Explores Samuel Beckett’s relation to painting and the visual imagination that informs his theatrical work
Beckett was deeply engaged with the visual arts and individual painters, including Jack B. Yeats, Bram van Velde, and Avigdor Arikha. In this monograph, David Lloyd explores what Beckett saw in their paintings. He explains what visual resources Beckett found in these particular painters rather than in the surrealism of Masson or the abstraction of Kandinsky or Mondrian. The analysis of Beckett’s visual imagination is based on his criticism and on close analysis of the paintings he viewed. Lloyd shows how Beckett’s fascination with these painters illuminates the ‘painterly’ qualities of his theatre and the philosophical, political and aesthetic implications of Beckett’s highly visual dramatic work.
- Discusses Beckett’s relationship with three painters crucial to his life-long dialogue with the visual arts
- The first book to examine the paintings that Beckett would have known and on which he based his critical remarks
- Accounts for the increasing visuality of Beckett’s theatre in relation to his evolving appreciation of painting and the formal questions posed by that medium

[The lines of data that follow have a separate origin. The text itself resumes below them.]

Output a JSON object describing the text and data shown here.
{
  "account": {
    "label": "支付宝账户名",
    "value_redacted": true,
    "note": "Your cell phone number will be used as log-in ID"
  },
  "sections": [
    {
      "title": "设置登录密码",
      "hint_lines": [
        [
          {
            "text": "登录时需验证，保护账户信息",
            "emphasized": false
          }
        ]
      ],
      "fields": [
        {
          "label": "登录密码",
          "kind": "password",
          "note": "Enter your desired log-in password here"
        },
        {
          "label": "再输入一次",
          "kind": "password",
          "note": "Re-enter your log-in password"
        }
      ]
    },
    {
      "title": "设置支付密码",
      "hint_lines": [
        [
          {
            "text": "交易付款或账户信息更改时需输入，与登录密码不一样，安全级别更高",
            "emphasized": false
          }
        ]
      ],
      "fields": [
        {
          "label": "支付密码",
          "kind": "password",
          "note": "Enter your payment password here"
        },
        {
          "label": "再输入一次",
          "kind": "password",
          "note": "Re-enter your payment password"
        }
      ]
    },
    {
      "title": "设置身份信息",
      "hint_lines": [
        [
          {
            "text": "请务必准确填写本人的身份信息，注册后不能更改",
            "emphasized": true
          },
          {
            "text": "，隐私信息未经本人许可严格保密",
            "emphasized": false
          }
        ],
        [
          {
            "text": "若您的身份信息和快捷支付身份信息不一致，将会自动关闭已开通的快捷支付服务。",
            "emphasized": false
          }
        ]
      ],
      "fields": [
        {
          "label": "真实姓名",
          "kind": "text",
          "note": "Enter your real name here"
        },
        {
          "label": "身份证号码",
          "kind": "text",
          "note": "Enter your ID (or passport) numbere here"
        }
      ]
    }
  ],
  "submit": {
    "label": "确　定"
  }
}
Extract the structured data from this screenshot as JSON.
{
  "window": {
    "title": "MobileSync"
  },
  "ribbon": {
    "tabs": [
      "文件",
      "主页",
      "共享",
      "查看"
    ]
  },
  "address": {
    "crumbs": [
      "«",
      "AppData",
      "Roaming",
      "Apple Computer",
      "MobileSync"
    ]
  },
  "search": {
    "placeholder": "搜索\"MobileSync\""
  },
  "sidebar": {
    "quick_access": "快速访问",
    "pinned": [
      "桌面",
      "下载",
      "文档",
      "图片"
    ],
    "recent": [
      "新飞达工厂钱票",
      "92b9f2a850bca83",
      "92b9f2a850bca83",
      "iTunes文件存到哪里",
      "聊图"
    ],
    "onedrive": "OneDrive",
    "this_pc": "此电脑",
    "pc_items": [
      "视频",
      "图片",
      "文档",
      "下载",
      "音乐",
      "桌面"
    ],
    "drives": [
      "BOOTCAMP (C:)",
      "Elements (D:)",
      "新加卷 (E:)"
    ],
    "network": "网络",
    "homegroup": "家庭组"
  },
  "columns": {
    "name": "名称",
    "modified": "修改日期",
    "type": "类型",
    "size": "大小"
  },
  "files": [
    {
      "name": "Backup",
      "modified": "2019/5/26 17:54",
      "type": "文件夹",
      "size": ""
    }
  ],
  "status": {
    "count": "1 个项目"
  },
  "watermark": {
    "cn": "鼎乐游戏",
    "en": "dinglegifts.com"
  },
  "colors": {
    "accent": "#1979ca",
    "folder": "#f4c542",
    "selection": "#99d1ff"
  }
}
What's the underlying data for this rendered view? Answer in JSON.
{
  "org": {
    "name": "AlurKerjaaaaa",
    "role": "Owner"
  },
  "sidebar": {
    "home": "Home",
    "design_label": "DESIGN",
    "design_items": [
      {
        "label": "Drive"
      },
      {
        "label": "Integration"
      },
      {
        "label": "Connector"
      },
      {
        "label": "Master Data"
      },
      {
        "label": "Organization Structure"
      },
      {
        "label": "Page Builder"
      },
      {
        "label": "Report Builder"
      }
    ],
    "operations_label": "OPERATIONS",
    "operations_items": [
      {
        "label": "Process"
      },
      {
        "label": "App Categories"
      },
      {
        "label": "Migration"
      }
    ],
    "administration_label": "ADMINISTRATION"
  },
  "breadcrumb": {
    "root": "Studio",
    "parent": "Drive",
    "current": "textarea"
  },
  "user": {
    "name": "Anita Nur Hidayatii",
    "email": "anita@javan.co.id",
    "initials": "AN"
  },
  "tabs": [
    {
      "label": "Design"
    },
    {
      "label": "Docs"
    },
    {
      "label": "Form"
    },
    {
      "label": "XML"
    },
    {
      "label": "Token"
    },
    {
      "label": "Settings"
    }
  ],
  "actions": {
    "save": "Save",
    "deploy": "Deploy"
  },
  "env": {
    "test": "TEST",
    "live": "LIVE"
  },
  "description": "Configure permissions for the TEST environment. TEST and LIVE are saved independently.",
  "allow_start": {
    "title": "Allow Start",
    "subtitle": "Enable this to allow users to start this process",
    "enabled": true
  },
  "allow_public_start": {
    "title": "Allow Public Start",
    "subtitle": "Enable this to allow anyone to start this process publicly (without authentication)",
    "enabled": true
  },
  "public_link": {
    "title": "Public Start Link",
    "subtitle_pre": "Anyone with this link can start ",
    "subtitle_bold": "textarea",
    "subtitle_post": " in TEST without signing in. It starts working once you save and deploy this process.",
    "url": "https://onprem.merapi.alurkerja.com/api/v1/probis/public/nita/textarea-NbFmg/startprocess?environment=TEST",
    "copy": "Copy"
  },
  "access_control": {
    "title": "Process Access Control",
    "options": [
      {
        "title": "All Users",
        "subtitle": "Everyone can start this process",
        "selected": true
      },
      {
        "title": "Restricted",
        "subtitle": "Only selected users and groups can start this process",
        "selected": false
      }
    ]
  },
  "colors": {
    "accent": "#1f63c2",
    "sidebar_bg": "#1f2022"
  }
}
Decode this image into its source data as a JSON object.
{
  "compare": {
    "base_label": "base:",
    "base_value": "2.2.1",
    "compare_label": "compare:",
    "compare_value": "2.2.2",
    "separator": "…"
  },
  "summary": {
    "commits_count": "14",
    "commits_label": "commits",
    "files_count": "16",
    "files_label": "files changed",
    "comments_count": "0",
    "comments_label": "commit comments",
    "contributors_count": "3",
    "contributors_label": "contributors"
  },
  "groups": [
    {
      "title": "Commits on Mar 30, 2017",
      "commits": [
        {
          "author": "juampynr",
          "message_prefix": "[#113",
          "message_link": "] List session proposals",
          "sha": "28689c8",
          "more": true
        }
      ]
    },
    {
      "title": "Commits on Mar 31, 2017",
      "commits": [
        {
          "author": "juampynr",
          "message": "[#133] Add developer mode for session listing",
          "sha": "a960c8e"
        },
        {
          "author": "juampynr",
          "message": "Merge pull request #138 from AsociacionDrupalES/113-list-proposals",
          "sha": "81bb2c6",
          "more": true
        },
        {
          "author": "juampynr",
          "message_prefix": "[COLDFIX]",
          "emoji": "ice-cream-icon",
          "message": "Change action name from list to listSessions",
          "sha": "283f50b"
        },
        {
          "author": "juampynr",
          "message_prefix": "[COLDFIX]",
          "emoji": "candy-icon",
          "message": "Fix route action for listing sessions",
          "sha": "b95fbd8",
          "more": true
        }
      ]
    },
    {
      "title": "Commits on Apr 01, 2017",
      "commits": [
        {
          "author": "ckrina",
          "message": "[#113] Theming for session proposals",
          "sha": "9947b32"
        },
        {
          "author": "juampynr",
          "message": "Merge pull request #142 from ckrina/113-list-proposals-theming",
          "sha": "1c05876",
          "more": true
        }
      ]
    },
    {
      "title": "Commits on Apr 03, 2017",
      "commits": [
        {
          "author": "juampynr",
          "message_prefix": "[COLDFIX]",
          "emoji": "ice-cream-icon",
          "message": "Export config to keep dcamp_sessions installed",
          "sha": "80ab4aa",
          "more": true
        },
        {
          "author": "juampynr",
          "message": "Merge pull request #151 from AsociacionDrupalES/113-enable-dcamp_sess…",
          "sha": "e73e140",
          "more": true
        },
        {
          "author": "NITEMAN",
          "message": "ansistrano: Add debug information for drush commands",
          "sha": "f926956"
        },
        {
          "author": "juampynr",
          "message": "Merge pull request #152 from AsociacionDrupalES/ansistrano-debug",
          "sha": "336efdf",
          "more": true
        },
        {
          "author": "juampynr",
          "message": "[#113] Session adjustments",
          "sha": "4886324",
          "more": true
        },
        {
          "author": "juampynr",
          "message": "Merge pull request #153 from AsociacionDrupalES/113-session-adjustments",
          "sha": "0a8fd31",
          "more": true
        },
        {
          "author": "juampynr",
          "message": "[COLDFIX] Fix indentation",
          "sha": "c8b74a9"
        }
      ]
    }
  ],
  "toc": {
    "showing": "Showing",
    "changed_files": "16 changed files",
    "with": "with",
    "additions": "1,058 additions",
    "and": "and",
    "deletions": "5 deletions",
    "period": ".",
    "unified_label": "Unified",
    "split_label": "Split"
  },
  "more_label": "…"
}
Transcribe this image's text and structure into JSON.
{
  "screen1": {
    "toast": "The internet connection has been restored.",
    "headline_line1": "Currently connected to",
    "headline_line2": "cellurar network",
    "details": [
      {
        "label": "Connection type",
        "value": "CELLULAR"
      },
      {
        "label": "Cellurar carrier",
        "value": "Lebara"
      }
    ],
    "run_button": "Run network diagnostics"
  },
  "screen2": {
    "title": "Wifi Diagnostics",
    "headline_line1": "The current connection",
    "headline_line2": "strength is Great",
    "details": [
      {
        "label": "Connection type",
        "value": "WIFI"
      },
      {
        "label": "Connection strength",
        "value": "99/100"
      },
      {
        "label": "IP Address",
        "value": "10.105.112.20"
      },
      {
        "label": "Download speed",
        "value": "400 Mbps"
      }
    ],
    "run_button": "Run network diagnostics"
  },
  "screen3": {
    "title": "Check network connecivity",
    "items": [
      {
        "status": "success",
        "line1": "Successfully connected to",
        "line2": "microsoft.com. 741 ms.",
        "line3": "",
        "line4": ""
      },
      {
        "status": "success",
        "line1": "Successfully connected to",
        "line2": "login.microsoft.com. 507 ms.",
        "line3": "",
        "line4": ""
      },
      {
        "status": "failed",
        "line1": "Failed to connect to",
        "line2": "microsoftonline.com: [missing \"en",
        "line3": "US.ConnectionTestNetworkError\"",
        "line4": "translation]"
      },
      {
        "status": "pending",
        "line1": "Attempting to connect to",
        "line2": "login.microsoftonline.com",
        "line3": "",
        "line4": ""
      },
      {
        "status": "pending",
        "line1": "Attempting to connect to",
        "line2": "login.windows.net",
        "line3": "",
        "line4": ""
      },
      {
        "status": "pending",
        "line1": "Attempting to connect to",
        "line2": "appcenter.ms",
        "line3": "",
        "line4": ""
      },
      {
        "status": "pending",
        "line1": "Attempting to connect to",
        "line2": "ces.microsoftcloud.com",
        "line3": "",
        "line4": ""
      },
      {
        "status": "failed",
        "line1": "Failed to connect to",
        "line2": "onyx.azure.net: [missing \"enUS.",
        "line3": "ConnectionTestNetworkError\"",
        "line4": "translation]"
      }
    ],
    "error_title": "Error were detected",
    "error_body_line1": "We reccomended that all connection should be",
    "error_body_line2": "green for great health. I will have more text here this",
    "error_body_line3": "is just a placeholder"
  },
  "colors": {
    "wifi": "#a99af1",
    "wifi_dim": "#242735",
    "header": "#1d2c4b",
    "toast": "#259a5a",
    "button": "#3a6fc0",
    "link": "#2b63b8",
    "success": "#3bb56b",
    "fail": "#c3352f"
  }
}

- Explores Beckett’s anticipation of European phenomenology and psychoanalysis in relation to Heidegger and Lacan